Dataset records ::
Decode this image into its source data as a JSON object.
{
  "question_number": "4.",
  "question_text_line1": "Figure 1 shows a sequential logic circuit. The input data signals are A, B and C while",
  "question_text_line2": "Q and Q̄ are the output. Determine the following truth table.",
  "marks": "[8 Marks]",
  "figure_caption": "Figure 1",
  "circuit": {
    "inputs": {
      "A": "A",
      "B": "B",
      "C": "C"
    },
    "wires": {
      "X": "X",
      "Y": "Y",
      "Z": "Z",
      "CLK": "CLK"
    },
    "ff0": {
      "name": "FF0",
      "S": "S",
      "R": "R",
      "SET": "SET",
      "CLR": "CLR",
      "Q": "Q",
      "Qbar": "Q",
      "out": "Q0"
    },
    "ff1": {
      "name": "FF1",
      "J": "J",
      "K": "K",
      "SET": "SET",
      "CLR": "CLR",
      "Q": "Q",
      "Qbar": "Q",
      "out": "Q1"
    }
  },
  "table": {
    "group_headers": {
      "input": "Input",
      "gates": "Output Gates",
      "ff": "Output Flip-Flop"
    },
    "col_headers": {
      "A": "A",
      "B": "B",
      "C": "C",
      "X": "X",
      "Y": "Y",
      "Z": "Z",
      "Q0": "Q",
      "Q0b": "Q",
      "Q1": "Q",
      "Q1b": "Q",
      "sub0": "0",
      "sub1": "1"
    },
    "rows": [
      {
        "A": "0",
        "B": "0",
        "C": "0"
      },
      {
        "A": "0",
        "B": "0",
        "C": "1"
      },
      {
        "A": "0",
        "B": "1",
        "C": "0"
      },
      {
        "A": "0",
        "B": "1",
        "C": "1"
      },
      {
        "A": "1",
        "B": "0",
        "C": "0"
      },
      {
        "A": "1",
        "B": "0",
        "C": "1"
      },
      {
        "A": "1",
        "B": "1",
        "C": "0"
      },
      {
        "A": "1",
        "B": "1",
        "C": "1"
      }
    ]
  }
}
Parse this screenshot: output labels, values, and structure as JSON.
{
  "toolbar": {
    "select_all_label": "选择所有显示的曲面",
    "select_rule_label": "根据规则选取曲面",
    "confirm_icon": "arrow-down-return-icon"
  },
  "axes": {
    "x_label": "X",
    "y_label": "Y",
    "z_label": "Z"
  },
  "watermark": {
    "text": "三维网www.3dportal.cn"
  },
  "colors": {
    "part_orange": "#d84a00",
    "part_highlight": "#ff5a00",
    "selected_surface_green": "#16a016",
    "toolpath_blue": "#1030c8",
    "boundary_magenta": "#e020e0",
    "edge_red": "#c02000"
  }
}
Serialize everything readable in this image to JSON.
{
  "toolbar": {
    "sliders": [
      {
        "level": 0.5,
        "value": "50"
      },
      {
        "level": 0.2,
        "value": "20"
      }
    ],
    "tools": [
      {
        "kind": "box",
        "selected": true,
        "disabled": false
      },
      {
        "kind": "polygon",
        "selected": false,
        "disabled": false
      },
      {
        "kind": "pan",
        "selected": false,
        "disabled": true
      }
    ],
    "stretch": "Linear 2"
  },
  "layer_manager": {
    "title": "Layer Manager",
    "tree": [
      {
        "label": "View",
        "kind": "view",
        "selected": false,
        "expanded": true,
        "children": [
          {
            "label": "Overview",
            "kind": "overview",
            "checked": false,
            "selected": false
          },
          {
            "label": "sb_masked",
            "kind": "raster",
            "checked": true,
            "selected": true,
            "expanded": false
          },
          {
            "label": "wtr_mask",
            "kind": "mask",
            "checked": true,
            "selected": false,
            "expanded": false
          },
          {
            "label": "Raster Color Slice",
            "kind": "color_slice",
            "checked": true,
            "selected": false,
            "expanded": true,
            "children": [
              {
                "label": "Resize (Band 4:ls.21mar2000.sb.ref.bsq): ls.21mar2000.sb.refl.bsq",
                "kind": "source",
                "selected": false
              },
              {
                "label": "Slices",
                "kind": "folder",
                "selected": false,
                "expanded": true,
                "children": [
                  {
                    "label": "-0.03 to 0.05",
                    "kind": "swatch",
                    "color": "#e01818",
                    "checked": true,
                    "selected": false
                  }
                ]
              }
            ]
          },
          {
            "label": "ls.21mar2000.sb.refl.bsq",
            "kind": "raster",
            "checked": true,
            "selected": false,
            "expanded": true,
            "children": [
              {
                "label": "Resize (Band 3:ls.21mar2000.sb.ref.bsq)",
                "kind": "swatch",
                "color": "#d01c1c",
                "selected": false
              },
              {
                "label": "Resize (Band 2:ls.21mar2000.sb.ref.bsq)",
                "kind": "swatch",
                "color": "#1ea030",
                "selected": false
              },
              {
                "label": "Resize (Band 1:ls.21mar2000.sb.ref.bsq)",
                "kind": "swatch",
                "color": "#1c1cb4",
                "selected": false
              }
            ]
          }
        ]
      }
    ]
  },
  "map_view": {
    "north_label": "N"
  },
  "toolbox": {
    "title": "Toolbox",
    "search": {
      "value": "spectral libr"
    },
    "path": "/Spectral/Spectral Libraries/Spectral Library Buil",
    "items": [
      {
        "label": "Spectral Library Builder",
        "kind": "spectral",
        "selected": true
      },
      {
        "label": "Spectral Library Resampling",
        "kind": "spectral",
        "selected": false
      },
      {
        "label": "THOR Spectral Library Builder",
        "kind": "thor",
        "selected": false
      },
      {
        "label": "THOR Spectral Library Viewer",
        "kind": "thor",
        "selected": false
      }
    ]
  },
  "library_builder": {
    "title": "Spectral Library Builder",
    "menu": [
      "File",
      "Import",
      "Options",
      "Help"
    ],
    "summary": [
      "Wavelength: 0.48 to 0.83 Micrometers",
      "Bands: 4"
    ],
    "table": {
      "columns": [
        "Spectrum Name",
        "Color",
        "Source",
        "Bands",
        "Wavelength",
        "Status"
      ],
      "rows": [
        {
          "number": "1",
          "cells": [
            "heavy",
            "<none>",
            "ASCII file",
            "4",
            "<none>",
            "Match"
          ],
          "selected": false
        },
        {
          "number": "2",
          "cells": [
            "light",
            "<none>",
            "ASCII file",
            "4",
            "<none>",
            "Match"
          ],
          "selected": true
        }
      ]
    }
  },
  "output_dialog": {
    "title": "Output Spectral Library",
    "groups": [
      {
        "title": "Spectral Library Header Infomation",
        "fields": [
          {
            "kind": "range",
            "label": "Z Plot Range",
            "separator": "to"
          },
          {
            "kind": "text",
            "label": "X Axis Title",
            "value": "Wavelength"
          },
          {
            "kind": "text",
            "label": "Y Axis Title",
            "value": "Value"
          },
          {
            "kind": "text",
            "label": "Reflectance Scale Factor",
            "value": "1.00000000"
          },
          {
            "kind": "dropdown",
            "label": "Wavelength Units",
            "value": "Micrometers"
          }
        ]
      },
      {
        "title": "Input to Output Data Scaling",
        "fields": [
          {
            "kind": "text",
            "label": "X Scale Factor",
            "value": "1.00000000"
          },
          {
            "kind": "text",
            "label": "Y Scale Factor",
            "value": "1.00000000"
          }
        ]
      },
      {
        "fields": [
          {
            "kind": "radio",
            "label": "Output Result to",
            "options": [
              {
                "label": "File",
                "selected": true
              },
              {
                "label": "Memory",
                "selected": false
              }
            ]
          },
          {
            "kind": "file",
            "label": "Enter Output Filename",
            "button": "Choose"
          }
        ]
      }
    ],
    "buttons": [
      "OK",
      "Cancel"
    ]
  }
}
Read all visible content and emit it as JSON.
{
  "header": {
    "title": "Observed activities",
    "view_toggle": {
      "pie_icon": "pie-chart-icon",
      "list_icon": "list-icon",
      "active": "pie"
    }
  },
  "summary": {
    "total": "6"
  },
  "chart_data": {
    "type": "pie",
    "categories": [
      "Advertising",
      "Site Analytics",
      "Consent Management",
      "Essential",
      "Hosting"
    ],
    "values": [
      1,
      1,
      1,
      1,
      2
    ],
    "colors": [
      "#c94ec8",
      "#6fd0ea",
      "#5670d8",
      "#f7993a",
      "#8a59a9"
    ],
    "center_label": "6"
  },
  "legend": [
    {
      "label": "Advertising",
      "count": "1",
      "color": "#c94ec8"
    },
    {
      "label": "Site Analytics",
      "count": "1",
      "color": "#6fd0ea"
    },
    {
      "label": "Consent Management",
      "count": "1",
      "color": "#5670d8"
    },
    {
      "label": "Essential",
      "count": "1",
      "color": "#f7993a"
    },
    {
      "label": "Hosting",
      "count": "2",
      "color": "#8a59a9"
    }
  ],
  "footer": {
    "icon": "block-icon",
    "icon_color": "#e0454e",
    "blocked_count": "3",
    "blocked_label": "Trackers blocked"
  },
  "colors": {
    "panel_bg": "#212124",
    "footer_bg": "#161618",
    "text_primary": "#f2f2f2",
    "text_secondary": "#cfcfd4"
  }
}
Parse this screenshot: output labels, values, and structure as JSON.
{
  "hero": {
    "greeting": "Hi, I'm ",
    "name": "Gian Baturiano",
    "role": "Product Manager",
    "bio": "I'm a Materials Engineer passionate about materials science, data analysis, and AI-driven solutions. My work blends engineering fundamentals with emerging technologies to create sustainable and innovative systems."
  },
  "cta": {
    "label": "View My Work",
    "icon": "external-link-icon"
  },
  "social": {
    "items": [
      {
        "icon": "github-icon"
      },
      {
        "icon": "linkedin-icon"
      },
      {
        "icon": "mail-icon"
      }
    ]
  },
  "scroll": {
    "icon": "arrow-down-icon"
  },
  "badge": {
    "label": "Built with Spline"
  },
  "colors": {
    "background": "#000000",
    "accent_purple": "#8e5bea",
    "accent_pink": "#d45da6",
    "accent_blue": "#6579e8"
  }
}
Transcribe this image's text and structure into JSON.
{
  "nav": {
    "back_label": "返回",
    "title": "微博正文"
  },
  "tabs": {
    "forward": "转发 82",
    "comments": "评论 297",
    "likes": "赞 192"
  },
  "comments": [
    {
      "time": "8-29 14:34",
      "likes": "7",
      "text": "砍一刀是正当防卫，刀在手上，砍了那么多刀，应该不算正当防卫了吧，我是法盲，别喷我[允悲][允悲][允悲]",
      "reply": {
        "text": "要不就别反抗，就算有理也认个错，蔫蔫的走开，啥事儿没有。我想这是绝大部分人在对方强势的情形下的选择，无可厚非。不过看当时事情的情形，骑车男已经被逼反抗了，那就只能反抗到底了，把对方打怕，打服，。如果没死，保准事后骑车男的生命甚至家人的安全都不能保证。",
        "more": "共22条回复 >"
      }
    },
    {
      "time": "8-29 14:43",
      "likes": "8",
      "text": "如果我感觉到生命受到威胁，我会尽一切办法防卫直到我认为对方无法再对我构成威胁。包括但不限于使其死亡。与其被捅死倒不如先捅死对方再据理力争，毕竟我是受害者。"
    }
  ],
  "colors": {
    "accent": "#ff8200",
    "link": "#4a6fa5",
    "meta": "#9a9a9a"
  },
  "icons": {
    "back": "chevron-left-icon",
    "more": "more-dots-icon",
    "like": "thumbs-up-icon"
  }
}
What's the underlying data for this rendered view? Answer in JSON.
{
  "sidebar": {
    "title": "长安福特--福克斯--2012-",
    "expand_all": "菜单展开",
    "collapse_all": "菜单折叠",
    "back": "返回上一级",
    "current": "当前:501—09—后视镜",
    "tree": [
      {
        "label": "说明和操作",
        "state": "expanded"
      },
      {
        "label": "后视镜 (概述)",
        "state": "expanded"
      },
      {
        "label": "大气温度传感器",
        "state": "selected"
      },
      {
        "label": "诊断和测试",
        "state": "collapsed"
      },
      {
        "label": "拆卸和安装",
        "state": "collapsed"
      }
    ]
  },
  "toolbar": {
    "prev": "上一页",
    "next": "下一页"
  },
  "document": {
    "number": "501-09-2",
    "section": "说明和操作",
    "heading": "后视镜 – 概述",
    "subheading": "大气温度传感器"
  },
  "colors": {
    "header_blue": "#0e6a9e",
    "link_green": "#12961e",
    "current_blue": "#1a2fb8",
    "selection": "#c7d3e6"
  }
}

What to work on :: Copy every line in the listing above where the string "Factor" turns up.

Answer to this problem ::
            "label": "Reflectance Scale Factor",
            "label": "X Scale Factor",
            "label": "Y Scale Factor",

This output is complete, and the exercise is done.